There are exceptions. Although no state has passed a law as sweeping as California’s, several recently have enacted measures that allow pot offenses to be reduced or expunged. In the past year, for example, Colorado began allowing old convictions for misdemeanor marijuana possession or use to be sealed so long as the act wouldn’t be considered illegal today. In Maryland, a new law lets people convicted of marijuana possession apply for expungement four years after the completion of their sentence; the previous wait time was a decade. A Missouri law set to take effect next year reduces the wait time to expunge nonviolent felonies, including marijuana-related convictions, from 20 to seven years and from 10 to three years for misdemeanors. And in Massachusetts, where recreational pot sales will begin in mid-2018, marijuana possession convictions can now be sealed, which removes them from public view but doesn’t dismiss them. (Lawmakers tossed out a proposed measure to expunge marijuana offenses.)

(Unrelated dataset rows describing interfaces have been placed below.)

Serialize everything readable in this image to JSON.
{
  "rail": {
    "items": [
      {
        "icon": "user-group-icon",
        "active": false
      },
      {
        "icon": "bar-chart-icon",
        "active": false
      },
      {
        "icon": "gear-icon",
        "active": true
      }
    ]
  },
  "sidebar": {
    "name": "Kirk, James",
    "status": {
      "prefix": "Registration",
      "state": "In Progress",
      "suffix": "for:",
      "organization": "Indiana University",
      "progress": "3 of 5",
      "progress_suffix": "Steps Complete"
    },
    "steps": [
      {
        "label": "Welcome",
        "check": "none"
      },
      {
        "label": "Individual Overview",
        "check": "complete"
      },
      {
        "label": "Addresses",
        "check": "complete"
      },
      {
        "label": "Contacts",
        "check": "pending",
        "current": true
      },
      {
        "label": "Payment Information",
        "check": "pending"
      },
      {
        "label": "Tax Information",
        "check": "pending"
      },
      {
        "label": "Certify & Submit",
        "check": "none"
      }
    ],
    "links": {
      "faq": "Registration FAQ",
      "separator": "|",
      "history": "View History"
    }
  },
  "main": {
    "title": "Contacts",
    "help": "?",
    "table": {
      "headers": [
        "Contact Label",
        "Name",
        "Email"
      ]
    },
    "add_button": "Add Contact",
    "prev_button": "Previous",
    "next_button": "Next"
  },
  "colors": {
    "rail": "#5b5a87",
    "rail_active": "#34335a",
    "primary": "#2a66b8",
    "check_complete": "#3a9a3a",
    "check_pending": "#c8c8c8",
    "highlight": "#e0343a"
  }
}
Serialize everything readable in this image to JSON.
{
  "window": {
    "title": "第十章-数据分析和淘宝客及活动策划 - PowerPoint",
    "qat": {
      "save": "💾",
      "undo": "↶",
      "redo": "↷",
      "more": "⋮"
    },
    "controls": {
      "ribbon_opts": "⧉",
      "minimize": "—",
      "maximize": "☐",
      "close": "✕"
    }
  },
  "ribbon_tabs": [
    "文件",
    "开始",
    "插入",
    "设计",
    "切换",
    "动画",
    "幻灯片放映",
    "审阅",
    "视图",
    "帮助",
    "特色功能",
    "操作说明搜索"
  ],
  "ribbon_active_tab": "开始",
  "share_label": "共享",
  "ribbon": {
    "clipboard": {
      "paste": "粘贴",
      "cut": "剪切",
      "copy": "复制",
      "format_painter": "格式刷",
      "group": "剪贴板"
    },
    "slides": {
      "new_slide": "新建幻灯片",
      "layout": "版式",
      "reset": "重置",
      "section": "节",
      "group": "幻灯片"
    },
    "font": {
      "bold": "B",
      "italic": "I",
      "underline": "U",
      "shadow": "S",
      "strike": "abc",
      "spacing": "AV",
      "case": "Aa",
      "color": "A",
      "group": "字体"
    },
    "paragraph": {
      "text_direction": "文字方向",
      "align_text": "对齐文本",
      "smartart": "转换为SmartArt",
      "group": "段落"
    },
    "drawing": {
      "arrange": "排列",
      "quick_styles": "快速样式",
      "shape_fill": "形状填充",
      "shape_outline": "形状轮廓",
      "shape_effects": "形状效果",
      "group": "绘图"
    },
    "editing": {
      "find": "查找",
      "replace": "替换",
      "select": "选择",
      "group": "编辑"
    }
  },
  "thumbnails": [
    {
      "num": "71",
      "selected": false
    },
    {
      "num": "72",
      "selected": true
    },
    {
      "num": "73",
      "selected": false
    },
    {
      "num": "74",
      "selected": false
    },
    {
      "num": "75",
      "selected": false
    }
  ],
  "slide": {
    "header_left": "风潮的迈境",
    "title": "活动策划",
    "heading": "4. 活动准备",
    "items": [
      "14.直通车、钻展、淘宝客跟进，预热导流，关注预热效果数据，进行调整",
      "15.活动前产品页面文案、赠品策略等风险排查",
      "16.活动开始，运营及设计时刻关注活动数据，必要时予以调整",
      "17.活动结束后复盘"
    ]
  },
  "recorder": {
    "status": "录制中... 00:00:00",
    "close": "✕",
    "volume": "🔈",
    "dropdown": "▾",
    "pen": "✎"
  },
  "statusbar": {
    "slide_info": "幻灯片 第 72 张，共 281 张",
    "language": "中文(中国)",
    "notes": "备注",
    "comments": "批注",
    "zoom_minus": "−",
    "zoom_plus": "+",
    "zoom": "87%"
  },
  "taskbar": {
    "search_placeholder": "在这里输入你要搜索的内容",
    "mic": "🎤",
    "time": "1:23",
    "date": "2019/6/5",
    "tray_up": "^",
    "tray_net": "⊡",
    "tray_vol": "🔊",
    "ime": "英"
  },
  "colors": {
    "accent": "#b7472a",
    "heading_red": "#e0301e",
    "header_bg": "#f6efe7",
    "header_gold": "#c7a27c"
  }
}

On the federal level, Mikos points to a bill filed in August by New Jersey Sen. Cory Booker, a Democrat, that could be a blueprint for post-conviction relief on a national scale. The proposal would decriminalize marijuana and expunge federal convictions for possession of the drug.Booker’s bill would allow the federal government to withhold cash from states with arrest and conviction rates that disproportionately impact the poor and minorities. That approach could be used to pressure states to provide resentencing, reclassification and expungement for marijuana offenses, Mikos said. However, given Attorney General Jeff Sessions’ pledge to crack down on drug offenders, and his distaste for marijuana legalization in general, any federal measure to decriminalize marijuana may be a pipe dream for reform advocates, Mikos added.
On the state level, even where marijuana use is legal, politicians may never pass laws similar to Prop 64. “Part of that is just that we live in a federal system, and that’s the nature of the game,” Mikos said. “Different states are going to do things differently.”Community organizers who rallied public support for Prop. 64 last year in California have some advice for people in other states: Do the work yourself. Ingrid Archie, a legal clinic coordinator with A New Way of Life, a Los Angeles nonprofit that supports formerly incarcerated women, didn’t want to rely on mostly white, wealthy California legislators to pass meaningful criminal justice reforms. That’s why she campaigned for Prop. 64 in the communities impacted the most by marijuana prohibition — people of color and low-income neighborhoods.
Some prior related posts: